In the digital age, everyone is more connected than ever before. This means that we all have access to an audience we have not previously been able to access. This is more so in the case of raising funds. Many Entrepreneurs have great ideas for businesses but require capital. Many now make use of Crowdfunding as a means to raise capital and finance their businesses.

Crowdfunding is defined as the practice of getting a large number of people to each give small amounts of money to provide the finance for a business project, typically using the internet[1]. Crowdfunding is not only for business ventures but can also be used for charitable and creative endeavours. They make use of a platform such as Kickstarter, GofundMe and Backabuddy to facilitate these transactions.

Forms of Crowdfunding

The most common type of Crowdfunding is Donation Crowdfunding. With Donation Crowdfunding, people donate money to either a business organisation or a person, to assist them with their project or business activity. There are no returns received by the person giving the money.

Another form of Crowdfunding is Loan-based Crowdfunding, this is where people lend money to individuals or businesses for financial returns in the form of interest payments and repayment of capital over time.

Rewards-based Crowdfunding is an often used form of Crowdfunding. In this instance, Entrepreneurs will request financial donations from the public in return for a product or service.

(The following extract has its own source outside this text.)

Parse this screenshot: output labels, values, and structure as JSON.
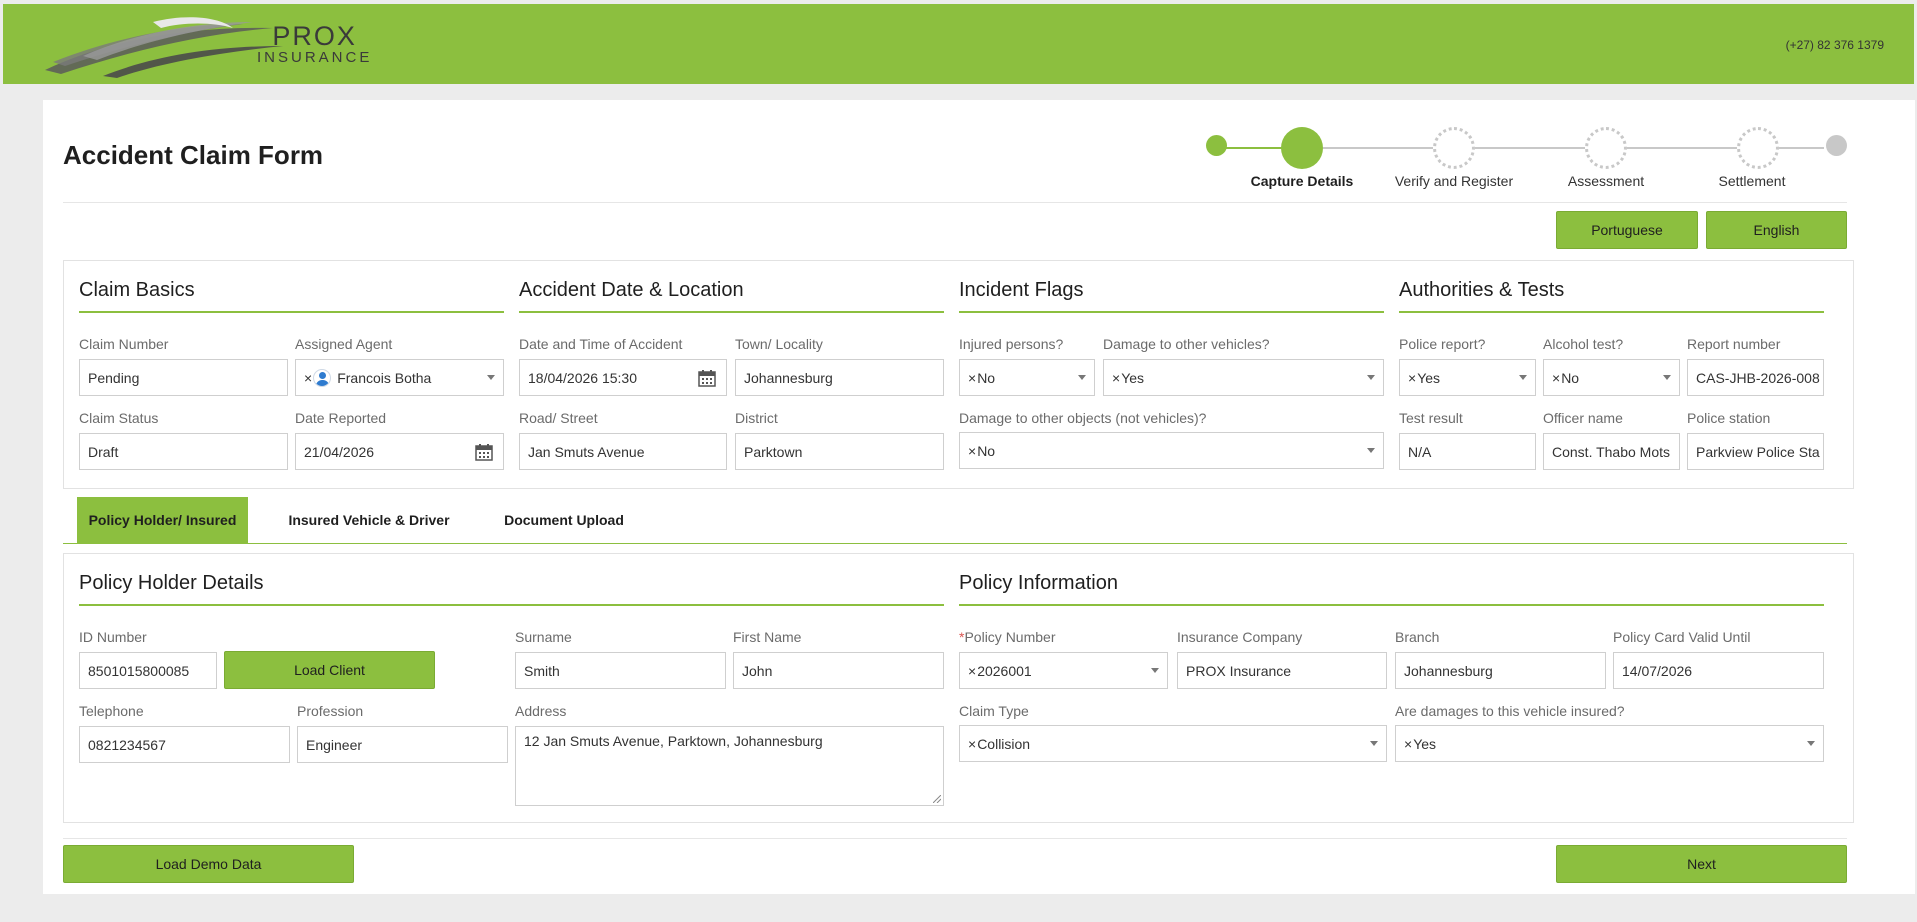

Once the funding targets have been reached, the Funders will receive their rewards. An excellent example of this is the funding of the digitising of the Labia Theatre in Cape Town where donors could be rewarded with a tour of the theatre, tickets to some of the shows or having their names displayed on the screen before a showing.

Another form of Crowdfunding that is popular with Small and Medium-sized Enterprises (SMEs) is Equity Crowdfunding. This is where Investors would fund an SME in return for equity (shares) in the business. The Enterprise then uses that funding to kick start its business. This form requires the most regulation as members of the public become owners of the business and have rights attached to their investment. This form of Crowdfunding has received the most attention of Regulators.

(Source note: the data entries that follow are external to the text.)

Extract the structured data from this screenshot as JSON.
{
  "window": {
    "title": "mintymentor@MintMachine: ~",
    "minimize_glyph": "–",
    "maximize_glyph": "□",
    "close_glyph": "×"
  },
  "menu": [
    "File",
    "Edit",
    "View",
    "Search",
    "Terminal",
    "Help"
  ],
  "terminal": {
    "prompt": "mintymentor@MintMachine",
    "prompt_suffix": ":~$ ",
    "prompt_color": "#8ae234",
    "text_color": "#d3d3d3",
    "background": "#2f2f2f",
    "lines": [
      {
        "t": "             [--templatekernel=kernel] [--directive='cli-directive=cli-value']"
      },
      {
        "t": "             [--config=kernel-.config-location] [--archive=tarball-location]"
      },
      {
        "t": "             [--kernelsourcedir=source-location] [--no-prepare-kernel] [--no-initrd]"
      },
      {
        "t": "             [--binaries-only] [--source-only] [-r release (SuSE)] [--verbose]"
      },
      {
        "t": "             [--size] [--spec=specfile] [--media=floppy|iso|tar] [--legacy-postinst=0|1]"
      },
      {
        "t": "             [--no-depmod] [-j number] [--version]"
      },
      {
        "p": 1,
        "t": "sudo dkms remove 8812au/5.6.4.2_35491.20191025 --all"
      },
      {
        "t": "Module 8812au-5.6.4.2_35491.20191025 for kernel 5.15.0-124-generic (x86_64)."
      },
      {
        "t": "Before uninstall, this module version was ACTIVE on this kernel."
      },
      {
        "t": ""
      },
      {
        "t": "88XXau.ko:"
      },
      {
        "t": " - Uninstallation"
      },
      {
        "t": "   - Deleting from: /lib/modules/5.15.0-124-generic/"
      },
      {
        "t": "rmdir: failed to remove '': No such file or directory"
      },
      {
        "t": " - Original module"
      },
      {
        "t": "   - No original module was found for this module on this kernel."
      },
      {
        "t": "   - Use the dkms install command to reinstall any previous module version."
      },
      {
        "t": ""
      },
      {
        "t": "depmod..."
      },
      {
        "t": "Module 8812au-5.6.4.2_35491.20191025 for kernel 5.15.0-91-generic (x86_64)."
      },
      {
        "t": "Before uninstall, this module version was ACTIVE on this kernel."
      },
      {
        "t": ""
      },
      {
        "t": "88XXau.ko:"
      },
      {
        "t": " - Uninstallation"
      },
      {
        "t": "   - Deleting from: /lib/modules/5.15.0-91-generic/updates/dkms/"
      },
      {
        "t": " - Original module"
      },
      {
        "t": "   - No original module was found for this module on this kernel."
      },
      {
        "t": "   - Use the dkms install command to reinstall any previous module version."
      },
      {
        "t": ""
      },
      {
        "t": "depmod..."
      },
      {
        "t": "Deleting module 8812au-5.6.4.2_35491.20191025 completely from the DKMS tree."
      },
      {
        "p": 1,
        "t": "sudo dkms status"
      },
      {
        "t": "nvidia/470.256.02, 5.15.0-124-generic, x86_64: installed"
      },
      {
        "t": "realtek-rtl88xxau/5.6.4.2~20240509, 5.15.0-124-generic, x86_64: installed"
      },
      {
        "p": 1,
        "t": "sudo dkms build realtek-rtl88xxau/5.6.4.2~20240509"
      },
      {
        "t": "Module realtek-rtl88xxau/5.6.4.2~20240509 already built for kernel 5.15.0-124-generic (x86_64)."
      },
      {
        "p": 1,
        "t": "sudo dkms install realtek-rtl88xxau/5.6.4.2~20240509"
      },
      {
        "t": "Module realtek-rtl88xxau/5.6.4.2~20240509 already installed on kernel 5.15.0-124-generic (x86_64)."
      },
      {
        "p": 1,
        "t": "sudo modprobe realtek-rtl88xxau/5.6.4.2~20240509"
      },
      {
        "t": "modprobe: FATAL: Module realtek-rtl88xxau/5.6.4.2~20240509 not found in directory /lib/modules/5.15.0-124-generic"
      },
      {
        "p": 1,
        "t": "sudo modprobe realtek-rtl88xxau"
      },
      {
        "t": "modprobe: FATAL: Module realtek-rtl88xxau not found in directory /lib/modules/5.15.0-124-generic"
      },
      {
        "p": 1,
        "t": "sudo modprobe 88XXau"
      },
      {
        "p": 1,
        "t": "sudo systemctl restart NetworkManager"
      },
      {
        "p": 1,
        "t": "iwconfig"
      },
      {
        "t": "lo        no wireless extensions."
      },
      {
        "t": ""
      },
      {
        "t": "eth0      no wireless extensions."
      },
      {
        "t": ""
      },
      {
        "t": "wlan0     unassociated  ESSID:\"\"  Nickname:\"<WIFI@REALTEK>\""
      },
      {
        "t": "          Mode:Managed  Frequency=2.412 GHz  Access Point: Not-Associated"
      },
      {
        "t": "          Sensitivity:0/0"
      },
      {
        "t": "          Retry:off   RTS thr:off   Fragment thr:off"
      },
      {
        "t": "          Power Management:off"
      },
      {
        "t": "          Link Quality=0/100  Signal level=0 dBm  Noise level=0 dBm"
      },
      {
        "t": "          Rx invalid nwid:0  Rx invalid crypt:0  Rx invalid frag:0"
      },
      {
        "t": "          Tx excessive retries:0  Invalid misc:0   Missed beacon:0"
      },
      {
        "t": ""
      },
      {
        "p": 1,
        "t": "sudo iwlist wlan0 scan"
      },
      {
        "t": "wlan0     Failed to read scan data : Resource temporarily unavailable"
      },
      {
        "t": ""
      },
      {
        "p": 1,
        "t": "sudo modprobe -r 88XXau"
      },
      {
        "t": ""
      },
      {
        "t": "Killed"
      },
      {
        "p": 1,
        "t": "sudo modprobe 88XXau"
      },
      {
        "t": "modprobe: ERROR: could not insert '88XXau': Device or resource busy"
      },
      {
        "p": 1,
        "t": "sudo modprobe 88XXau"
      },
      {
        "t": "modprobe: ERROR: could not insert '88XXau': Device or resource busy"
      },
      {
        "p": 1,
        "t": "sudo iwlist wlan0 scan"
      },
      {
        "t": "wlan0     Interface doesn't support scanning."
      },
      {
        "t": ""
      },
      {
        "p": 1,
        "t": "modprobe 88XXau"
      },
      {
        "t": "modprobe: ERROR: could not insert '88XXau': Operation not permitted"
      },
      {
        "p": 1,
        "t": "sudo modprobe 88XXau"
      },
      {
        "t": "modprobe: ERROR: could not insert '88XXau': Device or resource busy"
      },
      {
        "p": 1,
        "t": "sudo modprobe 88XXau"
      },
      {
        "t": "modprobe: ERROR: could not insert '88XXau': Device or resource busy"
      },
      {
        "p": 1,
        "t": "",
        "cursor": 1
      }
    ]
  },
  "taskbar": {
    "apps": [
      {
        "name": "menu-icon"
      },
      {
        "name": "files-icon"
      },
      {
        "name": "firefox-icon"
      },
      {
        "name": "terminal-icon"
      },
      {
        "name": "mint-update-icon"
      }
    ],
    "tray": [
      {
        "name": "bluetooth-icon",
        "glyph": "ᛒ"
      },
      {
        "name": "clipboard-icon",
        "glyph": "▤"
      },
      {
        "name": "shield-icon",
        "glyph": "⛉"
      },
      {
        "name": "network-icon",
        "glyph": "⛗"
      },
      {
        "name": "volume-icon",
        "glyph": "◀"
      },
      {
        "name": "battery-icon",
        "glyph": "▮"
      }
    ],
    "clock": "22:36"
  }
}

Regulation of Crowdfunding in South Africa

As it currently stands, Crowdfunding is not explicitly regulated in South Africa. The Financial Services Board (FSB) have advised as such, but some Crowdfunding activities may already be subject to existing legislation[2].

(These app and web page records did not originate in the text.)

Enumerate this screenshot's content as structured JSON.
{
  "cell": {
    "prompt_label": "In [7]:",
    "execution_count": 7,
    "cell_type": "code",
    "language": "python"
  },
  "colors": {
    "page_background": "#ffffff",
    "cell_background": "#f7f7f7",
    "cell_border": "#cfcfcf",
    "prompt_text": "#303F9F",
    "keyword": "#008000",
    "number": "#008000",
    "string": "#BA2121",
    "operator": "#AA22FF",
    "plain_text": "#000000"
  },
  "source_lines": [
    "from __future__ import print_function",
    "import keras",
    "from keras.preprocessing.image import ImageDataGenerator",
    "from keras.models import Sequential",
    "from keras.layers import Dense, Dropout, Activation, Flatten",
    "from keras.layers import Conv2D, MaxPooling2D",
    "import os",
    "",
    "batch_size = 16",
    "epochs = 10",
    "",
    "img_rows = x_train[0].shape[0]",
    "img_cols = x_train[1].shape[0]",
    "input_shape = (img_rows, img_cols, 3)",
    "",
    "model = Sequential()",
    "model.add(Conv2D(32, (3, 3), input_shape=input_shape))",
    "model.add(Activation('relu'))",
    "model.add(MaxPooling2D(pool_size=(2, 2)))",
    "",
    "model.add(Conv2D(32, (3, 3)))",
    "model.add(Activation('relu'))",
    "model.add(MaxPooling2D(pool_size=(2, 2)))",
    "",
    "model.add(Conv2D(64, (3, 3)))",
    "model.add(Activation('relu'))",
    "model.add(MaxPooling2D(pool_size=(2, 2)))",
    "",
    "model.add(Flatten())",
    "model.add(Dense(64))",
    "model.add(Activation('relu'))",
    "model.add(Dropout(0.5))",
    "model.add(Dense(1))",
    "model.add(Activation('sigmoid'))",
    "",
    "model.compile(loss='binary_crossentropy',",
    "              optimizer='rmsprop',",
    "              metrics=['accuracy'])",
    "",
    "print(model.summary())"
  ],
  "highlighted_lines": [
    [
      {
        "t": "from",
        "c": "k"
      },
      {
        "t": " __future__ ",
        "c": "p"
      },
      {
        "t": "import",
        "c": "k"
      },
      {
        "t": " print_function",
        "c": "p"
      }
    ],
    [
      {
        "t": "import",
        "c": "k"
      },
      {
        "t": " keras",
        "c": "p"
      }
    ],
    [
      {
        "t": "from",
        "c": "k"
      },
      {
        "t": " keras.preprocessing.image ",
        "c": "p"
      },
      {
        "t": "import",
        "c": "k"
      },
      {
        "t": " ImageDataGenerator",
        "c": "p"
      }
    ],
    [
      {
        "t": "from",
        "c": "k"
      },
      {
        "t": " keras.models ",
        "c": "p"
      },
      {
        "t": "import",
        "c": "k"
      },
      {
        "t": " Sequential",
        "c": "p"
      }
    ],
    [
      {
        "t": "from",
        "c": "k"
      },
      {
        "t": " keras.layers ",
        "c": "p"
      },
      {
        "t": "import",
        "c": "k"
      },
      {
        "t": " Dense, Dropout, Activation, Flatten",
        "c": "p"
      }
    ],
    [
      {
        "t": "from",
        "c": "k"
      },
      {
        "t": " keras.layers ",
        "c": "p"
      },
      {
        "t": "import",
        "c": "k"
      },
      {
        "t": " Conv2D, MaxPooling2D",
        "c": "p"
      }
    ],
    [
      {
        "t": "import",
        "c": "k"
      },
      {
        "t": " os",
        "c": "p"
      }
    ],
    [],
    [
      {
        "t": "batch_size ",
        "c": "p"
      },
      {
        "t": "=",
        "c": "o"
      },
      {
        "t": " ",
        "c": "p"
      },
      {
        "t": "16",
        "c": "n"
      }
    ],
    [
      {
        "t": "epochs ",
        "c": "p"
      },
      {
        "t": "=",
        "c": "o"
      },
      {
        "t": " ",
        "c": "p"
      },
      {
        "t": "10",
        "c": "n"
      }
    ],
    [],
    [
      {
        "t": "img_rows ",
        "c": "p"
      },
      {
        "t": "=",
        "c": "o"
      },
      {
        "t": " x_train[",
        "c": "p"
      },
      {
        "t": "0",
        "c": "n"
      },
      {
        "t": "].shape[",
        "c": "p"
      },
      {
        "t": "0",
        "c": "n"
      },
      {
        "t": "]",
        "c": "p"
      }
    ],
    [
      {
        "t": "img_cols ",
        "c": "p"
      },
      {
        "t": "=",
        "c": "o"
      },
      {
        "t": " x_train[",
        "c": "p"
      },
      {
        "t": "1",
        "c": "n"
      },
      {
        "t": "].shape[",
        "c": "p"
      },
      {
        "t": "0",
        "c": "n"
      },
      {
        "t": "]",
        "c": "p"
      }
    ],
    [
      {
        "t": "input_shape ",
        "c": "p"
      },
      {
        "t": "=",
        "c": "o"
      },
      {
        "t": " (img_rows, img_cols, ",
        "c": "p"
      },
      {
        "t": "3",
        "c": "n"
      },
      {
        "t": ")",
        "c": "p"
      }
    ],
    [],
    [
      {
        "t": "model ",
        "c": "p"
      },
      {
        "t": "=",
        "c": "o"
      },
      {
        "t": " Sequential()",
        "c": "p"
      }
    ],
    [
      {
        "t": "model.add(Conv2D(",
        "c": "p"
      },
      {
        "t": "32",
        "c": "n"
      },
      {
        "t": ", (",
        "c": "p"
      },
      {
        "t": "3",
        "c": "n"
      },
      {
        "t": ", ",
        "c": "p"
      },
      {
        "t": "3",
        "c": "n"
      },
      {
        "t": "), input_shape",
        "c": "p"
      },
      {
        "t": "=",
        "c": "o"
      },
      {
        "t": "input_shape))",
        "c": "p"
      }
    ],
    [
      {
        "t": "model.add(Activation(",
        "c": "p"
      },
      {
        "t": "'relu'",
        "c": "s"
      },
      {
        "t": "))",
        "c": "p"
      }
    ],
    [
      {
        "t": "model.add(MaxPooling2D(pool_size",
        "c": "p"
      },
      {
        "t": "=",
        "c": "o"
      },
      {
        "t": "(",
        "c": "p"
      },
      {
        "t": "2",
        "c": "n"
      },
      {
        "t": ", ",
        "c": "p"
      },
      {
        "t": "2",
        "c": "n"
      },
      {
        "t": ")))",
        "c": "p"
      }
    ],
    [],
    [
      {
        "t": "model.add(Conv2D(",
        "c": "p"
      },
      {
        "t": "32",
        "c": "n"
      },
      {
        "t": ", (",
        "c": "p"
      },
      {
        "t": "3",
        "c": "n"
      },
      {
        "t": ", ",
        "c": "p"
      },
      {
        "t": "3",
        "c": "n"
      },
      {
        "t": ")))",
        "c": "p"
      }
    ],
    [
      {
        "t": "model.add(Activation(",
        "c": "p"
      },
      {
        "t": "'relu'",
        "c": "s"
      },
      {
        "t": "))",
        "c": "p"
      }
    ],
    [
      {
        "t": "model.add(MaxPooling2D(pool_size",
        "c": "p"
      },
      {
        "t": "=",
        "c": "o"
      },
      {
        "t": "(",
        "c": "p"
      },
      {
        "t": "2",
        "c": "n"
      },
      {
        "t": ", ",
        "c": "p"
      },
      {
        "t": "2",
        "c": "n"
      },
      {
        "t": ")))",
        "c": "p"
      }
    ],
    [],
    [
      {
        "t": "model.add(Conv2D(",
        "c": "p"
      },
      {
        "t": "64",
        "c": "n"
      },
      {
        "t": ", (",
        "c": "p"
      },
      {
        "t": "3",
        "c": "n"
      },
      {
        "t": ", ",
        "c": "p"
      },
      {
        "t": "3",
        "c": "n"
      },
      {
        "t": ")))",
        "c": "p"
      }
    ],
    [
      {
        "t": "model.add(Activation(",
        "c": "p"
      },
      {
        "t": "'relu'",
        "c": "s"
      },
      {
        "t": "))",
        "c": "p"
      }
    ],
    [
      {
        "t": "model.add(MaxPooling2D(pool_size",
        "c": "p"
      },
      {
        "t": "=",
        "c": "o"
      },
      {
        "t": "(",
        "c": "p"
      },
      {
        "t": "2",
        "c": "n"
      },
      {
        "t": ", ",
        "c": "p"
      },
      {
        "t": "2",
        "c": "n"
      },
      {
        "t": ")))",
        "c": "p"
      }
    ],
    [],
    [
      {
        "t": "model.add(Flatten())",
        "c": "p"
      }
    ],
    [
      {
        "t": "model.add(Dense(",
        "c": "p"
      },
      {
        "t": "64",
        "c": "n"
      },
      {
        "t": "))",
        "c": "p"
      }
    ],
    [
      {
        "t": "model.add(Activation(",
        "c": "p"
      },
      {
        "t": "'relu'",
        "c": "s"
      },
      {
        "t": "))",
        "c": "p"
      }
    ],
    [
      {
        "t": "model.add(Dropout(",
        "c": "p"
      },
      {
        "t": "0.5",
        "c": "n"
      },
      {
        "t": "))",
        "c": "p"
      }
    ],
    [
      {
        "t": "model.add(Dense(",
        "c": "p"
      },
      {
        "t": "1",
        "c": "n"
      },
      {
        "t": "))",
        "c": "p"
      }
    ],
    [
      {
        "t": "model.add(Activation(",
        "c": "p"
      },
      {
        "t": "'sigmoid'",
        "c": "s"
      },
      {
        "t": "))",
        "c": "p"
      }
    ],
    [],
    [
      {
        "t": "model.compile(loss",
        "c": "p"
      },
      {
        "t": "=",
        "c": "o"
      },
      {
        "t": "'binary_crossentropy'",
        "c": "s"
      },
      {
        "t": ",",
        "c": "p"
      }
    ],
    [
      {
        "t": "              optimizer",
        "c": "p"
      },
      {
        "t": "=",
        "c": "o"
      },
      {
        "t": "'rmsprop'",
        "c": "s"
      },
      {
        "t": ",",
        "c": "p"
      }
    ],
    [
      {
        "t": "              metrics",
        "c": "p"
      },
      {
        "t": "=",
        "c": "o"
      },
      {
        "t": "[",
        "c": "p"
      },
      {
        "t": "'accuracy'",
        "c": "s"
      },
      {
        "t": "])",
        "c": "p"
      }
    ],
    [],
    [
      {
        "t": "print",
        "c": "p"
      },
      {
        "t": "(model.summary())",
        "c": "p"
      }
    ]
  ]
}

Such legislation includes the Banks Act 31 of 1990; the Companies Act 71 of 2008; Collective Investment Schemes Control Act 45 of 2002; Financial Advisory and Intermediary Services Act 37 of 2002; Financial Markets Act 19 of 2012 and National Credit Act 34 of 2005. The application of each piece of legislation will depend on the nature of the transaction. For example, the Companies Act 71 of 2008 would be applicable in Equity Crowdfunding transactions while the National Credit Act 34 of 2005 would apply to Loan-based Crowdfunding transactions.

It will also be dependent on the location of the Funder and business or individual requesting funding as different jurisdictions have different requirements for cross-border transactions. In the United States for an example, Congress passed a law called the Jumpstart Our Business Startups Act to loosen restrictions on capital raising for small businesses and embracing of crowdfunding.


It is essential for Regulators to understand all the different forms Crowdfunding can take and not address it under one umbrella. While Crowdfunding remains unregulated, some types of Crowdfunding will find themselves already regulated by already existing legislation.

It is therefore essential that the businesses requesting funding ensure they understand all the legislation the activity can potentially fall under and ensure compliance. Similarly, Funders must know the applicable laws to their transactions.

Should you require assistance with any Crowdfunding transaction or need advice, please contact SchoemanLaw Inc.

[1] visited 12 March 2019
[2] visited on 13 March 2019